Work to complete.
Print each entry again exactly as written, and keep the pictures out.

Exercise input: Begin

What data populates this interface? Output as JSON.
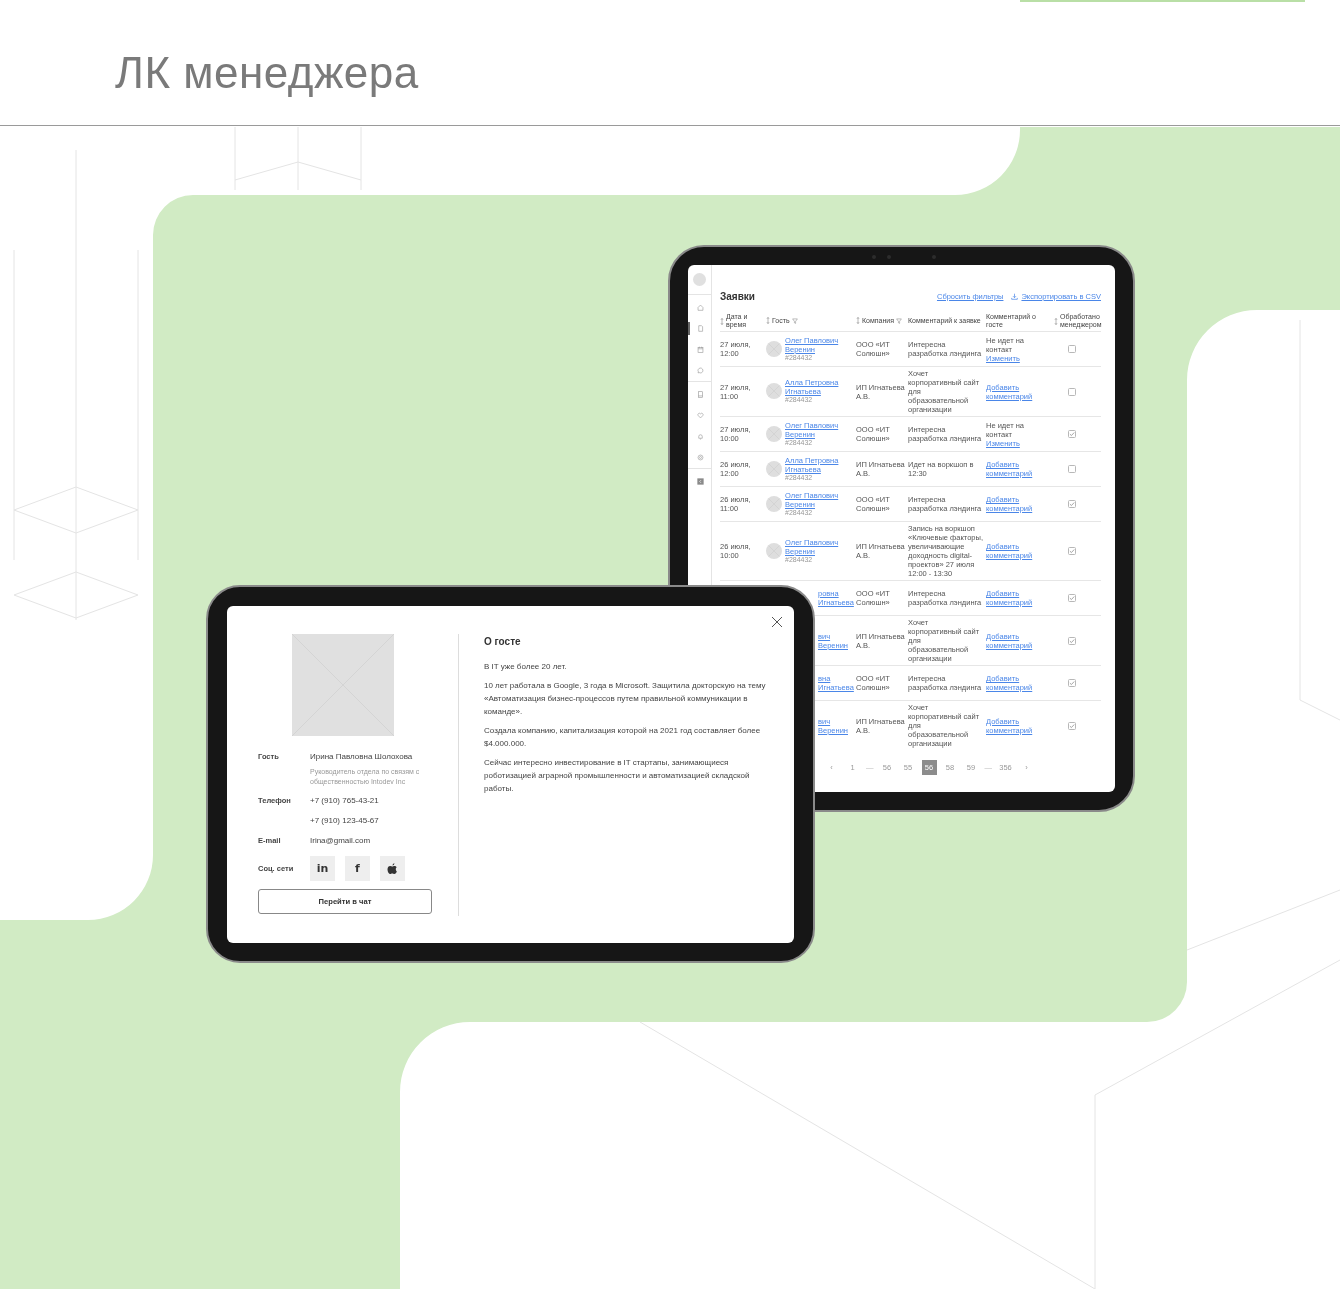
{
  "header": {
    "title": "ЛК менеджера"
  },
  "requests_screen": {
    "sidebar": {
      "groups": [
        {
          "items": [
            {
              "selected": false
            },
            {
              "selected": true
            },
            {
              "selected": false
            },
            {
              "selected": false
            }
          ]
        },
        {
          "items": [
            {
              "selected": false
            },
            {
              "selected": false
            },
            {
              "selected": false
            },
            {
              "selected": false
            }
          ]
        },
        {
          "items": [
            {
              "selected": false
            }
          ]
        }
      ]
    },
    "title": "Заявки",
    "actions": [
      {
        "kind": "link",
        "label": "Сбросить фильтры"
      },
      {
        "kind": "download",
        "label": "Экспортировать в CSV"
      }
    ],
    "table": {
      "columns": [
        {
          "label": "Дата и время",
          "sortable": true,
          "filterable": false
        },
        {
          "label": "Гость",
          "sortable": true,
          "filterable": true
        },
        {
          "label": "Компания",
          "sortable": true,
          "filterable": true
        },
        {
          "label": "Комментарий к заявке",
          "sortable": false,
          "filterable": false
        },
        {
          "label": "Комментарий о госте",
          "sortable": false,
          "filterable": false
        },
        {
          "label": "Обработано менеджером",
          "sortable": true,
          "filterable": false
        }
      ],
      "rows": [
        {
          "kind": "full",
          "date": "27 июля, 12:00",
          "guest": {
            "name": "Олег Павлович Веренин",
            "id": "#284432"
          },
          "company": "ООО «ИТ Солюшн»",
          "request_comment": "Интересна разработка лэндинга",
          "guest_comment": {
            "text": "Не идет на контакт",
            "link": "Изменить"
          },
          "checked": false
        },
        {
          "kind": "full",
          "date": "27 июля, 11:00",
          "guest": {
            "name": "Алла Петровна Игнатьева",
            "id": "#284432"
          },
          "company": "ИП Игнатьева А.В.",
          "request_comment": "Хочет корпоративный сайт для образовательной организации",
          "guest_comment": {
            "link": "Добавить комментарий"
          },
          "checked": false
        },
        {
          "kind": "full",
          "date": "27 июля, 10:00",
          "guest": {
            "name": "Олег Павлович Веренин",
            "id": "#284432"
          },
          "company": "ООО «ИТ Солюшн»",
          "request_comment": "Интересна разработка лэндинга",
          "guest_comment": {
            "text": "Не идет на контакт",
            "link": "Изменить"
          },
          "checked": true
        },
        {
          "kind": "full",
          "date": "26 июля, 12:00",
          "guest": {
            "name": "Алла Петровна Игнатьева",
            "id": "#284432"
          },
          "company": "ИП Игнатьева А.В.",
          "request_comment": "Идет на воркшоп в 12:30",
          "guest_comment": {
            "link": "Добавить комментарий"
          },
          "checked": false
        },
        {
          "kind": "full",
          "date": "26 июля, 11:00",
          "guest": {
            "name": "Олег Павлович Веренин",
            "id": "#284432"
          },
          "company": "ООО «ИТ Солюшн»",
          "request_comment": "Интересна разработка лэндинга",
          "guest_comment": {
            "link": "Добавить комментарий"
          },
          "checked": true
        },
        {
          "kind": "full",
          "date": "26 июля, 10:00",
          "guest": {
            "name": "Олег Павлович Веренин",
            "id": "#284432"
          },
          "company": "ИП Игнатьева А.В.",
          "request_comment": "Запись на воркшоп «Ключевые факторы, увеличивающие доходность digital-проектов» 27 июля 12:00 - 13:30",
          "guest_comment": {
            "link": "Добавить комментарий"
          },
          "checked": true
        },
        {
          "kind": "covered",
          "guest": {
            "name": "ровна Игнатьева"
          },
          "company": "ООО «ИТ Солюшн»",
          "request_comment": "Интересна разработка лэндинга",
          "guest_comment": {
            "link": "Добавить комментарий"
          },
          "checked": true
        },
        {
          "kind": "covered",
          "guest": {
            "name": "вич Веренин"
          },
          "company": "ИП Игнатьева А.В.",
          "request_comment": "Хочет корпоративный сайт для образовательной организации",
          "guest_comment": {
            "link": "Добавить комментарий"
          },
          "checked": true
        },
        {
          "kind": "covered",
          "guest": {
            "name": "вна Игнатьева"
          },
          "company": "ООО «ИТ Солюшн»",
          "request_comment": "Интересна разработка лэндинга",
          "guest_comment": {
            "link": "Добавить комментарий"
          },
          "checked": true
        },
        {
          "kind": "covered",
          "guest": {
            "name": "вич Веренин"
          },
          "company": "ИП Игнатьева А.В.",
          "request_comment": "Хочет корпоративный сайт для образовательной организации",
          "guest_comment": {
            "link": "Добавить комментарий"
          },
          "checked": true
        }
      ]
    },
    "pagination": [
      {
        "kind": "arrow",
        "label": "‹"
      },
      {
        "kind": "page",
        "label": "1",
        "selected": false
      },
      {
        "kind": "gap",
        "label": "—"
      },
      {
        "kind": "page",
        "label": "56",
        "selected": false
      },
      {
        "kind": "page",
        "label": "55",
        "selected": false
      },
      {
        "kind": "page",
        "label": "56",
        "selected": true
      },
      {
        "kind": "page",
        "label": "58",
        "selected": false
      },
      {
        "kind": "page",
        "label": "59",
        "selected": false
      },
      {
        "kind": "gap",
        "label": "—"
      },
      {
        "kind": "page",
        "label": "356",
        "selected": false
      },
      {
        "kind": "arrow",
        "label": "›"
      }
    ]
  },
  "guest_card": {
    "fields": [
      {
        "label": "Гость",
        "values": [
          {
            "kind": "main",
            "text": "Ирина Павловна Шолохова"
          },
          {
            "kind": "note",
            "text": "Руководитель отдела по связям с общественностью Intodev Inc"
          }
        ]
      },
      {
        "label": "Телефон",
        "values": [
          {
            "kind": "main",
            "text": "+7 (910) 765-43-21"
          },
          {
            "kind": "main",
            "text": "+7 (910) 123-45-67"
          }
        ]
      },
      {
        "label": "E-mail",
        "values": [
          {
            "kind": "main",
            "text": "Irina@gmail.com"
          }
        ]
      }
    ],
    "socials_label": "Соц. сети",
    "socials": [
      {
        "kind": "linkedin",
        "glyph": "in"
      },
      {
        "kind": "facebook",
        "glyph": "f"
      },
      {
        "kind": "apple"
      }
    ],
    "button": "Перейти в чат",
    "about": {
      "title": "О госте",
      "paragraphs": [
        "В IT уже более 20 лет.",
        "10 лет работала в Google, 3 года в Microsoft. Защитила докторскую на тему «Автоматизация бизнес-процессов путем правильной коммуникации в команде».",
        "Создала компанию, капитализация которой на 2021 год составляет более $4.000.000.",
        "Сейчас интересно инвестирование в IT стартапы, занимающиеся роботизацией аграрной промышленности и автоматизацией складской работы."
      ]
    }
  }
}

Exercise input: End

Solved exercise.
What data populates this interface? Output as JSON.
{
  "header": {
    "title": "ЛК менеджера"
  },
  "requests_screen": {
    "sidebar": {
      "groups": [
        {
          "items": [
            {
              "selected": false
            },
            {
              "selected": true
            },
            {
              "selected": false
            },
            {
              "selected": false
            }
          ]
        },
        {
          "items": [
            {
              "selected": false
            },
            {
              "selected": false
            },
            {
              "selected": false
            },
            {
              "selected": false
            }
          ]
        },
        {
          "items": [
            {
              "selected": false
            }
          ]
        }
      ]
    },
    "title": "Заявки",
    "actions": [
      {
        "kind": "link",
        "label": "Сбросить фильтры"
      },
      {
        "kind": "download",
        "label": "Экспортировать в CSV"
      }
    ],
    "table": {
      "columns": [
        {
          "label": "Дата и время",
          "sortable": true,
          "filterable": false
        },
        {
          "label": "Гость",
          "sortable": true,
          "filterable": true
        },
        {
          "label": "Компания",
          "sortable": true,
          "filterable": true
        },
        {
          "label": "Комментарий к заявке",
          "sortable": false,
          "filterable": false
        },
        {
          "label": "Комментарий о госте",
          "sortable": false,
          "filterable": false
        },
        {
          "label": "Обработано менеджером",
          "sortable": true,
          "filterable": false
        }
      ],
      "rows": [
        {
          "kind": "full",
          "date": "27 июля, 12:00",
          "guest": {
            "name": "Олег Павлович Веренин",
            "id": "#284432"
          },
          "company": "ООО «ИТ Солюшн»",
          "request_comment": "Интересна разработка лэндинга",
          "guest_comment": {
            "text": "Не идет на контакт",
            "link": "Изменить"
          },
          "checked": false
        },
        {
          "kind": "full",
          "date": "27 июля, 11:00",
          "guest": {
            "name": "Алла Петровна Игнатьева",
            "id": "#284432"
          },
          "company": "ИП Игнатьева А.В.",
          "request_comment": "Хочет корпоративный сайт для образовательной организации",
          "guest_comment": {
            "link": "Добавить комментарий"
          },
          "checked": false
        },
        {
          "kind": "full",
          "date": "27 июля, 10:00",
          "guest": {
            "name": "Олег Павлович Веренин",
            "id": "#284432"
          },
          "company": "ООО «ИТ Солюшн»",
          "request_comment": "Интересна разработка лэндинга",
          "guest_comment": {
            "text": "Не идет на контакт",
            "link": "Изменить"
          },
          "checked": true
        },
        {
          "kind": "full",
          "date": "26 июля, 12:00",
          "guest": {
            "name": "Алла Петровна Игнатьева",
            "id": "#284432"
          },
          "company": "ИП Игнатьева А.В.",
          "request_comment": "Идет на воркшоп в 12:30",
          "guest_comment": {
            "link": "Добавить комментарий"
          },
          "checked": false
        },
        {
          "kind": "full",
          "date": "26 июля, 11:00",
          "guest": {
            "name": "Олег Павлович Веренин",
            "id": "#284432"
          },
          "company": "ООО «ИТ Солюшн»",
          "request_comment": "Интересна разработка лэндинга",
          "guest_comment": {
            "link": "Добавить комментарий"
          },
          "checked": true
        },
        {
          "kind": "full",
          "date": "26 июля, 10:00",
          "guest": {
            "name": "Олег Павлович Веренин",
            "id": "#284432"
          },
          "company": "ИП Игнатьева А.В.",
          "request_comment": "Запись на воркшоп «Ключевые факторы, увеличивающие доходность digital-проектов» 27 июля 12:00 - 13:30",
          "guest_comment": {
            "link": "Добавить комментарий"
          },
          "checked": true
        },
        {
          "kind": "covered",
          "guest": {
            "name": "ровна Игнатьева"
          },
          "company": "ООО «ИТ Солюшн»",
          "request_comment": "Интересна разработка лэндинга",
          "guest_comment": {
            "link": "Добавить комментарий"
          },
          "checked": true
        },
        {
          "kind": "covered",
          "guest": {
            "name": "вич Веренин"
          },
          "company": "ИП Игнатьева А.В.",
          "request_comment": "Хочет корпоративный сайт для образовательной организации",
          "guest_comment": {
            "link": "Добавить комментарий"
          },
          "checked": true
        },
        {
          "kind": "covered",
          "guest": {
            "name": "вна Игнатьева"
          },
          "company": "ООО «ИТ Солюшн»",
          "request_comment": "Интересна разработка лэндинга",
          "guest_comment": {
            "link": "Добавить комментарий"
          },
          "checked": true
        },
        {
          "kind": "covered",
          "guest": {
            "name": "вич Веренин"
          },
          "company": "ИП Игнатьева А.В.",
          "request_comment": "Хочет корпоративный сайт для образовательной организации",
          "guest_comment": {
            "link": "Добавить комментарий"
          },
          "checked": true
        }
      ]
    },
    "pagination": [
      {
        "kind": "arrow",
        "label": "‹"
      },
      {
        "kind": "page",
        "label": "1",
        "selected": false
      },
      {
        "kind": "gap",
        "label": "—"
      },
      {
        "kind": "page",
        "label": "56",
        "selected": false
      },
      {
        "kind": "page",
        "label": "55",
        "selected": false
      },
      {
        "kind": "page",
        "label": "56",
        "selected": true
      },
      {
        "kind": "page",
        "label": "58",
        "selected": false
      },
      {
        "kind": "page",
        "label": "59",
        "selected": false
      },
      {
        "kind": "gap",
        "label": "—"
      },
      {
        "kind": "page",
        "label": "356",
        "selected": false
      },
      {
        "kind": "arrow",
        "label": "›"
      }
    ]
  },
  "guest_card": {
    "fields": [
      {
        "label": "Гость",
        "values": [
          {
            "kind": "main",
            "text": "Ирина Павловна Шолохова"
          },
          {
            "kind": "note",
            "text": "Руководитель отдела по связям с общественностью Intodev Inc"
          }
        ]
      },
      {
        "label": "Телефон",
        "values": [
          {
            "kind": "main",
            "text": "+7 (910) 765-43-21"
          },
          {
            "kind": "main",
            "text": "+7 (910) 123-45-67"
          }
        ]
      },
      {
        "label": "E-mail",
        "values": [
          {
            "kind": "main",
            "text": "Irina@gmail.com"
          }
        ]
      }
    ],
    "socials_label": "Соц. сети",
    "socials": [
      {
        "kind": "linkedin",
        "glyph": "in"
      },
      {
        "kind": "facebook",
        "glyph": "f"
      },
      {
        "kind": "apple"
      }
    ],
    "button": "Перейти в чат",
    "about": {
      "title": "О госте",
      "paragraphs": [
        "В IT уже более 20 лет.",
        "10 лет работала в Google, 3 года в Microsoft. Защитила докторскую на тему «Автоматизация бизнес-процессов путем правильной коммуникации в команде».",
        "Создала компанию, капитализация которой на 2021 год составляет более $4.000.000.",
        "Сейчас интересно инвестирование в IT стартапы, занимающиеся роботизацией аграрной промышленности и автоматизацией складской работы."
      ]
    }
  }
}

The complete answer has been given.